Command and Control Doctrinal Challenges in the British Army: From the Trenches to the War on Terror
- WITH: Professor Gary Sheffield, University of Wolverhampton
- WHEN: Friday, Sept. 21, 2018 | Noon – 1:30 p.m.
- WHERE: Eggers 151 (History Department Conference Room)
World War I saw the greatest challenge to military command and control the world had ever seen. A combination of factors produced a “wicked” problem that profoundly changed land warfare. There were no easy solutions, and generals in all armies struggled to adjust. In this lecture, Professor Gary Sheffield looks at the British army’s experience, examining topics such as command philosophies, doctrine, communications and coalition warfare, and gives brief case studies of command at Gallipoli in 1915 and Douglas Haig as Commander-in-Chief of the British Expeditionary Force (BEF) on the Western Front. He then looks at the same army from the Falklands War in 1982 to the present day, using the BEF’s experience to shed light on another period of dramatic transformation in C2.

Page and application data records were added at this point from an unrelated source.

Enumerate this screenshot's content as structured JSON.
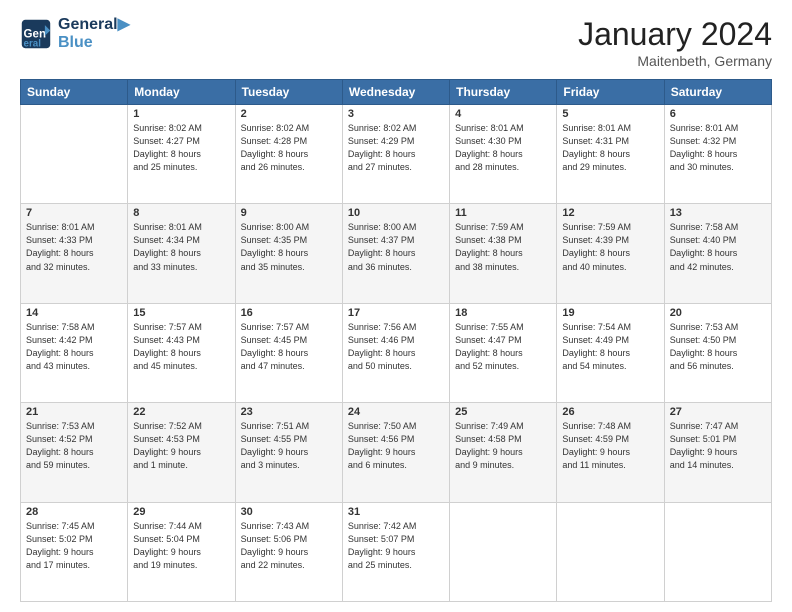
{
  "header": {
    "logo_line1": "General",
    "logo_line2": "Blue",
    "month": "January 2024",
    "location": "Maitenbeth, Germany"
  },
  "weekdays": [
    "Sunday",
    "Monday",
    "Tuesday",
    "Wednesday",
    "Thursday",
    "Friday",
    "Saturday"
  ],
  "weeks": [
    [
      {
        "day": "",
        "content": ""
      },
      {
        "day": "1",
        "content": "Sunrise: 8:02 AM\nSunset: 4:27 PM\nDaylight: 8 hours\nand 25 minutes."
      },
      {
        "day": "2",
        "content": "Sunrise: 8:02 AM\nSunset: 4:28 PM\nDaylight: 8 hours\nand 26 minutes."
      },
      {
        "day": "3",
        "content": "Sunrise: 8:02 AM\nSunset: 4:29 PM\nDaylight: 8 hours\nand 27 minutes."
      },
      {
        "day": "4",
        "content": "Sunrise: 8:01 AM\nSunset: 4:30 PM\nDaylight: 8 hours\nand 28 minutes."
      },
      {
        "day": "5",
        "content": "Sunrise: 8:01 AM\nSunset: 4:31 PM\nDaylight: 8 hours\nand 29 minutes."
      },
      {
        "day": "6",
        "content": "Sunrise: 8:01 AM\nSunset: 4:32 PM\nDaylight: 8 hours\nand 30 minutes."
      }
    ],
    [
      {
        "day": "7",
        "content": "Sunrise: 8:01 AM\nSunset: 4:33 PM\nDaylight: 8 hours\nand 32 minutes."
      },
      {
        "day": "8",
        "content": "Sunrise: 8:01 AM\nSunset: 4:34 PM\nDaylight: 8 hours\nand 33 minutes."
      },
      {
        "day": "9",
        "content": "Sunrise: 8:00 AM\nSunset: 4:35 PM\nDaylight: 8 hours\nand 35 minutes."
      },
      {
        "day": "10",
        "content": "Sunrise: 8:00 AM\nSunset: 4:37 PM\nDaylight: 8 hours\nand 36 minutes."
      },
      {
        "day": "11",
        "content": "Sunrise: 7:59 AM\nSunset: 4:38 PM\nDaylight: 8 hours\nand 38 minutes."
      },
      {
        "day": "12",
        "content": "Sunrise: 7:59 AM\nSunset: 4:39 PM\nDaylight: 8 hours\nand 40 minutes."
      },
      {
        "day": "13",
        "content": "Sunrise: 7:58 AM\nSunset: 4:40 PM\nDaylight: 8 hours\nand 42 minutes."
      }
    ],
    [
      {
        "day": "14",
        "content": "Sunrise: 7:58 AM\nSunset: 4:42 PM\nDaylight: 8 hours\nand 43 minutes."
      },
      {
        "day": "15",
        "content": "Sunrise: 7:57 AM\nSunset: 4:43 PM\nDaylight: 8 hours\nand 45 minutes."
      },
      {
        "day": "16",
        "content": "Sunrise: 7:57 AM\nSunset: 4:45 PM\nDaylight: 8 hours\nand 47 minutes."
      },
      {
        "day": "17",
        "content": "Sunrise: 7:56 AM\nSunset: 4:46 PM\nDaylight: 8 hours\nand 50 minutes."
      },
      {
        "day": "18",
        "content": "Sunrise: 7:55 AM\nSunset: 4:47 PM\nDaylight: 8 hours\nand 52 minutes."
      },
      {
        "day": "19",
        "content": "Sunrise: 7:54 AM\nSunset: 4:49 PM\nDaylight: 8 hours\nand 54 minutes."
      },
      {
        "day": "20",
        "content": "Sunrise: 7:53 AM\nSunset: 4:50 PM\nDaylight: 8 hours\nand 56 minutes."
      }
    ],
    [
      {
        "day": "21",
        "content": "Sunrise: 7:53 AM\nSunset: 4:52 PM\nDaylight: 8 hours\nand 59 minutes."
      },
      {
        "day": "22",
        "content": "Sunrise: 7:52 AM\nSunset: 4:53 PM\nDaylight: 9 hours\nand 1 minute."
      },
      {
        "day": "23",
        "content": "Sunrise: 7:51 AM\nSunset: 4:55 PM\nDaylight: 9 hours\nand 3 minutes."
      },
      {
        "day": "24",
        "content": "Sunrise: 7:50 AM\nSunset: 4:56 PM\nDaylight: 9 hours\nand 6 minutes."
      },
      {
        "day": "25",
        "content": "Sunrise: 7:49 AM\nSunset: 4:58 PM\nDaylight: 9 hours\nand 9 minutes."
      },
      {
        "day": "26",
        "content": "Sunrise: 7:48 AM\nSunset: 4:59 PM\nDaylight: 9 hours\nand 11 minutes."
      },
      {
        "day": "27",
        "content": "Sunrise: 7:47 AM\nSunset: 5:01 PM\nDaylight: 9 hours\nand 14 minutes."
      }
    ],
    [
      {
        "day": "28",
        "content": "Sunrise: 7:45 AM\nSunset: 5:02 PM\nDaylight: 9 hours\nand 17 minutes."
      },
      {
        "day": "29",
        "content": "Sunrise: 7:44 AM\nSunset: 5:04 PM\nDaylight: 9 hours\nand 19 minutes."
      },
      {
        "day": "30",
        "content": "Sunrise: 7:43 AM\nSunset: 5:06 PM\nDaylight: 9 hours\nand 22 minutes."
      },
      {
        "day": "31",
        "content": "Sunrise: 7:42 AM\nSunset: 5:07 PM\nDaylight: 9 hours\nand 25 minutes."
      },
      {
        "day": "",
        "content": ""
      },
      {
        "day": "",
        "content": ""
      },
      {
        "day": "",
        "content": ""
      }
    ]
  ]
}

Gary Sheffield is Professor of War Studies at the University of Wolverhampton. He works primarily on the armies of Britain and the Empire in the era of the two World Wars, 1914 to 1945. His publications include Douglas Haig: From the Somme to Victory (2016) and Forgotten Victory—The First World War: Myths and Realities (2001). Sheffield has previously held Chairs at King’s College London, where he was Land Warfare Historian on the Higher Command and Staff Course at the Joint Services Command and Staff College, and the University of Birmingham. He began his academic career at the Department of War Studies, Royal Military Academy, Sandhurst.